The 2020 trainee serious about engineering their very own radical physical transformation should rip a page from this oldest of Old School playbooks: formulate a goal, create an overarching template that includes a multiplicity of disciplines. Create periodized strategies: synchronize weight training with cardiovascular training and nutrition. Rest and recovery need be factored in.

No, you do not need to eat two lunches or drink ten giant glasses of the Get Big Drink every day seven days a week - but you should create definable goals in multiple disciplines. Set the goals into timeframes and pursue them simultaneously. Dramatic change only occurs when a multi-disciplinary approach is implemented and executed with consistency and ferocity. Are you synchronized and periodized? You should be. Even kids can do it.

RAW with Marty Gallagher, J.P. Brice and Jim Steel Podcast RAW with Marty Gallagher, J.P. Brice and Jim Steel Podcast

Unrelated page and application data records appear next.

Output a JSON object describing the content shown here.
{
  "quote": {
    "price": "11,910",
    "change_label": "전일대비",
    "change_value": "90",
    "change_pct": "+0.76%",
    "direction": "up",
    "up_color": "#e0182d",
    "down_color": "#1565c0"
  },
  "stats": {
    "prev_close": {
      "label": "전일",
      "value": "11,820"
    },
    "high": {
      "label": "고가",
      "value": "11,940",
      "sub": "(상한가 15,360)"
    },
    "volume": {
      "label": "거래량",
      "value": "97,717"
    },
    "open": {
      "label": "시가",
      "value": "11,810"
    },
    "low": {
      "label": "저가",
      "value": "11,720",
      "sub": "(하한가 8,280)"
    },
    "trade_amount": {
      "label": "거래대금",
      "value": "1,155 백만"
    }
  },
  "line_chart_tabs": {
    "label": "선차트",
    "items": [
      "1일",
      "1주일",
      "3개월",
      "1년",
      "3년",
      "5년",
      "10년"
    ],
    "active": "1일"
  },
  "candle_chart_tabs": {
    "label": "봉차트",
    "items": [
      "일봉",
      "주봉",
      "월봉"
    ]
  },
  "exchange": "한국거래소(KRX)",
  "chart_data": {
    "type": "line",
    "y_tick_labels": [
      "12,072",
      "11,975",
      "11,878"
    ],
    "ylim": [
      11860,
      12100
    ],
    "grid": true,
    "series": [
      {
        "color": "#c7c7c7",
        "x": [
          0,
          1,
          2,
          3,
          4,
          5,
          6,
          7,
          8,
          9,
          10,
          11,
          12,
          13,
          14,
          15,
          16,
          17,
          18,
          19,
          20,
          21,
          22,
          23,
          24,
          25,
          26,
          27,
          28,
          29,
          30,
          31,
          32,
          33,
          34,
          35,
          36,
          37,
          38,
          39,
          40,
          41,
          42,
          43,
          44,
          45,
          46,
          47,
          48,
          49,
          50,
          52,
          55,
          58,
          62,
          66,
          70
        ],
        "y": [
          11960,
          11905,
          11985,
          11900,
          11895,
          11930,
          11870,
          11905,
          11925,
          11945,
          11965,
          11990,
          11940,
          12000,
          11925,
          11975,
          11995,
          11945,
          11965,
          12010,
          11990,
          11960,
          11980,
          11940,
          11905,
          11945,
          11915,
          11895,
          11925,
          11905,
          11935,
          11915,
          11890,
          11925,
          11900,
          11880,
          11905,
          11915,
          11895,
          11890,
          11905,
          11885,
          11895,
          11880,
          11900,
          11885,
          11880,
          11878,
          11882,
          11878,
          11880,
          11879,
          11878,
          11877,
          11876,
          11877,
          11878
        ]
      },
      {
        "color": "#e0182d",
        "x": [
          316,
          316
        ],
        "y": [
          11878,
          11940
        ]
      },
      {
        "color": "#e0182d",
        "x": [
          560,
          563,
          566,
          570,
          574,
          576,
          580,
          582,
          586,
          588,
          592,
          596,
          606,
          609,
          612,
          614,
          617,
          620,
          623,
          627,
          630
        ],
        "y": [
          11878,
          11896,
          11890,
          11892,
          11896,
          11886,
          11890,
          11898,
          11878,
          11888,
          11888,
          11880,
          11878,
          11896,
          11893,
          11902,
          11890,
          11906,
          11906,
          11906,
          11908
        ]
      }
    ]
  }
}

About the Author
As an athlete Marty Gallagher is a national and world champion in Olympic lifting and powerlifting. He was a world champion team coach in 1991 and coached Black's Gym to five national team titles. He's also coached some of the strongest men on the planet including Kirk Karwoski when he completed his world record 1,003 lb. squat. Today he teaches the US Secret Service and Tier 1 Spec Ops on how to maximize their strength in minimal time. As a writer since 1978 he’s written for Powerlifting USA, Milo, Flex Magazine, Muscle & Fitness, Prime Fitness, Washington Post, Dragon Door and now IRON COMPANY. He’s also the author of multiple books including Purposeful Primitive, Strong Medicine, Ed Coan’s book “Coan, The Man, the Myth, the Method" and numerous others. Read the Marty Gallagher biography here.